**Task brief:**
From the records below, copy the lines that include "this".

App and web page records

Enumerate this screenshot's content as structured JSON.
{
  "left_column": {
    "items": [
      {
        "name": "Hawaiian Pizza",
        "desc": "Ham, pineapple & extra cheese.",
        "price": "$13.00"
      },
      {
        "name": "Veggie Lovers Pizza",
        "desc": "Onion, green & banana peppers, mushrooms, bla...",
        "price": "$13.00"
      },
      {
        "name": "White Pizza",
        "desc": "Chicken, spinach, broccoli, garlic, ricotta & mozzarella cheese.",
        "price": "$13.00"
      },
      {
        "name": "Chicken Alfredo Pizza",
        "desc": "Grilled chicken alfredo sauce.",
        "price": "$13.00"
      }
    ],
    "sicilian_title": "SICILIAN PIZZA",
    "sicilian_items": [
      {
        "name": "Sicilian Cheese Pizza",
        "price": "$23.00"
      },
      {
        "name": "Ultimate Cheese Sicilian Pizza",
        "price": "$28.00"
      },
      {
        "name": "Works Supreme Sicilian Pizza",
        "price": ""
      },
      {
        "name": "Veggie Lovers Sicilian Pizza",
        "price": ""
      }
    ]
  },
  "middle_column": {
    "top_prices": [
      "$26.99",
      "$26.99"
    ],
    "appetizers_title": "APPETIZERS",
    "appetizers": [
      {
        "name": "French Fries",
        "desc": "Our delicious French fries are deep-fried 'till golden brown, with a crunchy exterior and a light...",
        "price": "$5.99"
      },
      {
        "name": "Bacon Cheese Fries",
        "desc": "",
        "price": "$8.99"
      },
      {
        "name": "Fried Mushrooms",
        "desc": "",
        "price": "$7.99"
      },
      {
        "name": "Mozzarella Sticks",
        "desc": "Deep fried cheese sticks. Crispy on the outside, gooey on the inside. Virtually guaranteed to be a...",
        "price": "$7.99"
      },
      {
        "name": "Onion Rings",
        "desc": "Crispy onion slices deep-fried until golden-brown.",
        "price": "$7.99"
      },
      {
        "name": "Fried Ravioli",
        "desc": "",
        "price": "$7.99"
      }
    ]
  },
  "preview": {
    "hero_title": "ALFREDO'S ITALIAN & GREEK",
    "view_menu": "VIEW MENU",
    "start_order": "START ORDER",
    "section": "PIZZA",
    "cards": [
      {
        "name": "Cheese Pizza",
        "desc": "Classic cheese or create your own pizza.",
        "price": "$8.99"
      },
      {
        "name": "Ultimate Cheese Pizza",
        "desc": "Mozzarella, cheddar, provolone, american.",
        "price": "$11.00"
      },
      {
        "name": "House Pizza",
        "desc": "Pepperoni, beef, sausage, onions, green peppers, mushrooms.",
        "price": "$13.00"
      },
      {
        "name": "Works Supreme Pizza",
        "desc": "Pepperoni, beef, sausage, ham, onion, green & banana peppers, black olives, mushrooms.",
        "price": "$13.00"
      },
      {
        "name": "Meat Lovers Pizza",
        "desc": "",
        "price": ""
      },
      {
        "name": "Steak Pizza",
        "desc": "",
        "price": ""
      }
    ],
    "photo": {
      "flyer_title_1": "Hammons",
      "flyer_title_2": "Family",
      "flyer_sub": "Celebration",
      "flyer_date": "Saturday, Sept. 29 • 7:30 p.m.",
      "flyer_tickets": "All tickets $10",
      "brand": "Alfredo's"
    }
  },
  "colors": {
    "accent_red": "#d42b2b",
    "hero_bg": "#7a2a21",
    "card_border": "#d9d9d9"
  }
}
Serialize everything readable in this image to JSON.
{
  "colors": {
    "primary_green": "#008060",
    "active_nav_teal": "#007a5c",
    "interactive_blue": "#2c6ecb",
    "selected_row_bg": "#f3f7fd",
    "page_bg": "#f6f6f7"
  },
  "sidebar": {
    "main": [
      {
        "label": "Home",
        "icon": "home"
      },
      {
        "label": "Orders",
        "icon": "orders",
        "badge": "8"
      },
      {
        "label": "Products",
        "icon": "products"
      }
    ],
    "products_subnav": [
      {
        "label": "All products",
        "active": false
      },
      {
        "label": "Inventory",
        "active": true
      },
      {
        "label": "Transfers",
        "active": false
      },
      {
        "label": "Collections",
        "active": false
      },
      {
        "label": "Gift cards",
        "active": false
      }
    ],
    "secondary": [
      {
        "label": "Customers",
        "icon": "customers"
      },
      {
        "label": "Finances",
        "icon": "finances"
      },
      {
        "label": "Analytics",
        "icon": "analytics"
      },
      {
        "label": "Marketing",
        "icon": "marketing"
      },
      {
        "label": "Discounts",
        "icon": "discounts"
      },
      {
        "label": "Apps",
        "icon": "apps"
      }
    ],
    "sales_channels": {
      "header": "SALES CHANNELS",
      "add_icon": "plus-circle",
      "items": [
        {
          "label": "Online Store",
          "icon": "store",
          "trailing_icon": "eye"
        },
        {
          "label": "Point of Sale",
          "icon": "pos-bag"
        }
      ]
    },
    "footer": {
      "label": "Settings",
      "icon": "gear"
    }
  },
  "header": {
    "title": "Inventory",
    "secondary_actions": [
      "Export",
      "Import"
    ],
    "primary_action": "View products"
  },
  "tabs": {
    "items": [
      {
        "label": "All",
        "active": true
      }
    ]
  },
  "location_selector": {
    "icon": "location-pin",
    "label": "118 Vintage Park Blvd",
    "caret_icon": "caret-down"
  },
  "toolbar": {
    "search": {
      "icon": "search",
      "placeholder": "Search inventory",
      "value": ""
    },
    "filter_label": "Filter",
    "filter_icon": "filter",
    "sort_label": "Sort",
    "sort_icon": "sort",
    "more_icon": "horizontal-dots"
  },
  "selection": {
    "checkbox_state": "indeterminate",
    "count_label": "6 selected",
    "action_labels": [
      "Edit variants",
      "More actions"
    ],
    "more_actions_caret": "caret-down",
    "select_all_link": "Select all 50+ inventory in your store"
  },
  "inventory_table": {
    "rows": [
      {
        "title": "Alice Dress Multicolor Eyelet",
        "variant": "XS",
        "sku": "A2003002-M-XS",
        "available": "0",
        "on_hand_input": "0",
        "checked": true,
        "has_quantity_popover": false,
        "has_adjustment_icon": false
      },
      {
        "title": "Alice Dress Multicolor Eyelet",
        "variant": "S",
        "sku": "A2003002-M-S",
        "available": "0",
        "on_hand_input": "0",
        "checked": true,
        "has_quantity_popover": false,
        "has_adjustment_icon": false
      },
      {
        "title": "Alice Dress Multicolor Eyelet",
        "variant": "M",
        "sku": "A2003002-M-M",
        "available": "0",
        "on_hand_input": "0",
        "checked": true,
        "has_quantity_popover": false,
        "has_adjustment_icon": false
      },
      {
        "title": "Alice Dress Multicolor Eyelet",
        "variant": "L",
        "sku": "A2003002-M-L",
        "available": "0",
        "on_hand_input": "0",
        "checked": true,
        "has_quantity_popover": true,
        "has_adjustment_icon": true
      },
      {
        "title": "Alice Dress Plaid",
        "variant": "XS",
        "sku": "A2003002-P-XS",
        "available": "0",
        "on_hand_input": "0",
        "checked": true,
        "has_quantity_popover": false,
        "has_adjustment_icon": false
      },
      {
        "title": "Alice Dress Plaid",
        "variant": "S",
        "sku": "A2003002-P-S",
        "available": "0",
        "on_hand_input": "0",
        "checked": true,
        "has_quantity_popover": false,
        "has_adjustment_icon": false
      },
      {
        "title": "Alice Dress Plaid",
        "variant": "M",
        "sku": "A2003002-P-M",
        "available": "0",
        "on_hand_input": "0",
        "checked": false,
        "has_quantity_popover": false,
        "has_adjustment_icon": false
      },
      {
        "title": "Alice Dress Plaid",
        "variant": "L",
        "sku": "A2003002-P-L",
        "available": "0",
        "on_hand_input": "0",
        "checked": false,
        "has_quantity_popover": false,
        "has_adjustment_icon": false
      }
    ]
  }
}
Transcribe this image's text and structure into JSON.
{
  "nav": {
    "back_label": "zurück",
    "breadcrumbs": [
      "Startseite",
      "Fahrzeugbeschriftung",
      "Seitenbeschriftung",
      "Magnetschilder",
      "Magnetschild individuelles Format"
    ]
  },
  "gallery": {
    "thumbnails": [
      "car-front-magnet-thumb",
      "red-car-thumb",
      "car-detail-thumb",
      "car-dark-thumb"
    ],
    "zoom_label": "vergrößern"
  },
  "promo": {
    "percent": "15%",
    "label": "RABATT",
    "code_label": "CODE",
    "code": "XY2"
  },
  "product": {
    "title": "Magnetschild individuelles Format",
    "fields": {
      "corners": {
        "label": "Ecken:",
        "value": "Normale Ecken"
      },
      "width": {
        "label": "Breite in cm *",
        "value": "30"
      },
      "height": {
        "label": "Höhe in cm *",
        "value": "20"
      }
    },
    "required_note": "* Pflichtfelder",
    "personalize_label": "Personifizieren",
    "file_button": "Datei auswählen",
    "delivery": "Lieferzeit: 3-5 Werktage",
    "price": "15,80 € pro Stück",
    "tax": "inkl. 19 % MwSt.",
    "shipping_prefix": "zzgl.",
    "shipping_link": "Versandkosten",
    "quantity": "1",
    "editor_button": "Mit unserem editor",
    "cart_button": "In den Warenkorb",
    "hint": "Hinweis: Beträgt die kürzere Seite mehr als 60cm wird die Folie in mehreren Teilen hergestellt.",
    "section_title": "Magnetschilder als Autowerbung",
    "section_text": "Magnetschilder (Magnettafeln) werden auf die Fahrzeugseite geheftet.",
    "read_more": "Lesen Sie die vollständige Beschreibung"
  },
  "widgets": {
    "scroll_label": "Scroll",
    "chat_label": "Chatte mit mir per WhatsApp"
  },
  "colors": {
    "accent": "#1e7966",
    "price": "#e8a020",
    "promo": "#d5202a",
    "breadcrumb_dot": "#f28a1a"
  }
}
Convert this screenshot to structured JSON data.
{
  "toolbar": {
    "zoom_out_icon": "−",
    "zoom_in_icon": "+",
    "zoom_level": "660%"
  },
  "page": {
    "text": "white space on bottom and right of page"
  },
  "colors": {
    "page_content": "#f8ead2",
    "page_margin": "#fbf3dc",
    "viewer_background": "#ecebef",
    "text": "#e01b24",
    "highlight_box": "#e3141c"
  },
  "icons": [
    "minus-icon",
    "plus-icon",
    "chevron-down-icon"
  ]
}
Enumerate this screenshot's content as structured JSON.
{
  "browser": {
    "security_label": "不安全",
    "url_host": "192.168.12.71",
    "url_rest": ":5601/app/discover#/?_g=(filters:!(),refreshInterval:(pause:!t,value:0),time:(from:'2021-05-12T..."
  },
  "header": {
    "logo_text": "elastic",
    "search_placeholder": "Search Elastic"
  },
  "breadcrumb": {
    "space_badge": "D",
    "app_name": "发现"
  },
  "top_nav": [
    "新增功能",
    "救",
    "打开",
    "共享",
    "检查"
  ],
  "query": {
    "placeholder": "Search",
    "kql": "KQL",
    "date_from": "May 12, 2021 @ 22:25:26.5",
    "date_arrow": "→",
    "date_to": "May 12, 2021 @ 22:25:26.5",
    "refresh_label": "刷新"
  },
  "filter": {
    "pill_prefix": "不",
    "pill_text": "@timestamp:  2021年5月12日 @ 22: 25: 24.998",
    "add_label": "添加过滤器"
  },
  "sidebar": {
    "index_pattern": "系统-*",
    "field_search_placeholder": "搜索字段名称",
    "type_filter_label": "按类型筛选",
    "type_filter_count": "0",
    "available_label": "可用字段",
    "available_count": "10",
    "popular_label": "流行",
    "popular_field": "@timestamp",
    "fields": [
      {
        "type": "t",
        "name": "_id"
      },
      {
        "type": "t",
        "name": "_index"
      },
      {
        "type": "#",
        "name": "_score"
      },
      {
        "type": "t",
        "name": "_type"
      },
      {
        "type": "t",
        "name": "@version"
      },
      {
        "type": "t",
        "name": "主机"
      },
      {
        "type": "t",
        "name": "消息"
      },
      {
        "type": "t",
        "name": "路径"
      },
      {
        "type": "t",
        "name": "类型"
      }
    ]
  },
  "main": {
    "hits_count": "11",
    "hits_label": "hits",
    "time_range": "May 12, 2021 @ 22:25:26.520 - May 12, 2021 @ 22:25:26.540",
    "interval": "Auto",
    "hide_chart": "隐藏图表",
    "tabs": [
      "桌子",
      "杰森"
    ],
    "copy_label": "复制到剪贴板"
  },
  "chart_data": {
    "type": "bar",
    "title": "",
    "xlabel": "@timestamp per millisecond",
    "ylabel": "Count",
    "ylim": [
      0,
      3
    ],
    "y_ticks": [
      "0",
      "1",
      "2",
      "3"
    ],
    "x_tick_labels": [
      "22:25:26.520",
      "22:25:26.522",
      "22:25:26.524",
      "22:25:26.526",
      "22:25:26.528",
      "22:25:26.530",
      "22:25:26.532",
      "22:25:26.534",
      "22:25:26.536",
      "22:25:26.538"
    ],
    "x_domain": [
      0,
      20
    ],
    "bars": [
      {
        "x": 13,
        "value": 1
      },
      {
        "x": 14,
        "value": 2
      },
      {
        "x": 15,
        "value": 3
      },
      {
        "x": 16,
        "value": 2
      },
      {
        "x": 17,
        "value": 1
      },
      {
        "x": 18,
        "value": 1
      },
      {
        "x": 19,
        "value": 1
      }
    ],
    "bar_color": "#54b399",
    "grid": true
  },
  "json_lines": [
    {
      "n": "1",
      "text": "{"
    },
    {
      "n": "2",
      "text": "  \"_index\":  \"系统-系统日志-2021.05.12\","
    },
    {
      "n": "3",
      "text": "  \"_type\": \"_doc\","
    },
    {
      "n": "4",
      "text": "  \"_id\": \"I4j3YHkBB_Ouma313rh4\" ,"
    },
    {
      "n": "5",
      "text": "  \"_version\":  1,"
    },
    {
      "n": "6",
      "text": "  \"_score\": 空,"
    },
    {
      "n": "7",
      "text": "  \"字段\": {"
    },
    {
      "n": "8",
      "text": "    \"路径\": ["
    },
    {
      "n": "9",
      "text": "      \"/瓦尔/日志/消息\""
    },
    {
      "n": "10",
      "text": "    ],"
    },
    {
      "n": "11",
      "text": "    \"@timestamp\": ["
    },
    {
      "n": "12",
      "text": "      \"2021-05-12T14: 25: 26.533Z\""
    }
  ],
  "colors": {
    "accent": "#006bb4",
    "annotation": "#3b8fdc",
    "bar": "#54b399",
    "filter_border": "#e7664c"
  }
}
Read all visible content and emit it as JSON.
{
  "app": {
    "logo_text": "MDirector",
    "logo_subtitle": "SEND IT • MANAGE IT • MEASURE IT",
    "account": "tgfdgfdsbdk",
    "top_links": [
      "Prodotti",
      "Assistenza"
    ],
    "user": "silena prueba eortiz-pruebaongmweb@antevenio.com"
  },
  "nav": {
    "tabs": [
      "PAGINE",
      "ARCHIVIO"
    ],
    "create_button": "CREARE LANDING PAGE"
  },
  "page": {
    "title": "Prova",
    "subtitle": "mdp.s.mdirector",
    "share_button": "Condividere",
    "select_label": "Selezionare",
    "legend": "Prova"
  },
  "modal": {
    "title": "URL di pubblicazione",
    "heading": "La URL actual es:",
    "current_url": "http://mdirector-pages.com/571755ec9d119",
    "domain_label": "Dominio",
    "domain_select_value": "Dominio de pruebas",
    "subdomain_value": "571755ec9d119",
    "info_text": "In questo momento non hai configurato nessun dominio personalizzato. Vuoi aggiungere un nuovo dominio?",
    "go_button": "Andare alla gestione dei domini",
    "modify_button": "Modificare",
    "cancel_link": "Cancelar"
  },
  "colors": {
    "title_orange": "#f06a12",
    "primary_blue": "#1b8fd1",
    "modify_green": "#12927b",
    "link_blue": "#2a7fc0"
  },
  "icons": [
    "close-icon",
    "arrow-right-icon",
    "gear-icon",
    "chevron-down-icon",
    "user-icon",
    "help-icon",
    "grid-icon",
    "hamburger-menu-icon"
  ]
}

**Answer to the exercise:**
Enumerate this screenshot's content as structured JSON.
Serialize everything readable in this image to JSON.
Transcribe this image's text and structure into JSON.
Convert this screenshot to structured JSON data.
Enumerate this screenshot's content as structured JSON.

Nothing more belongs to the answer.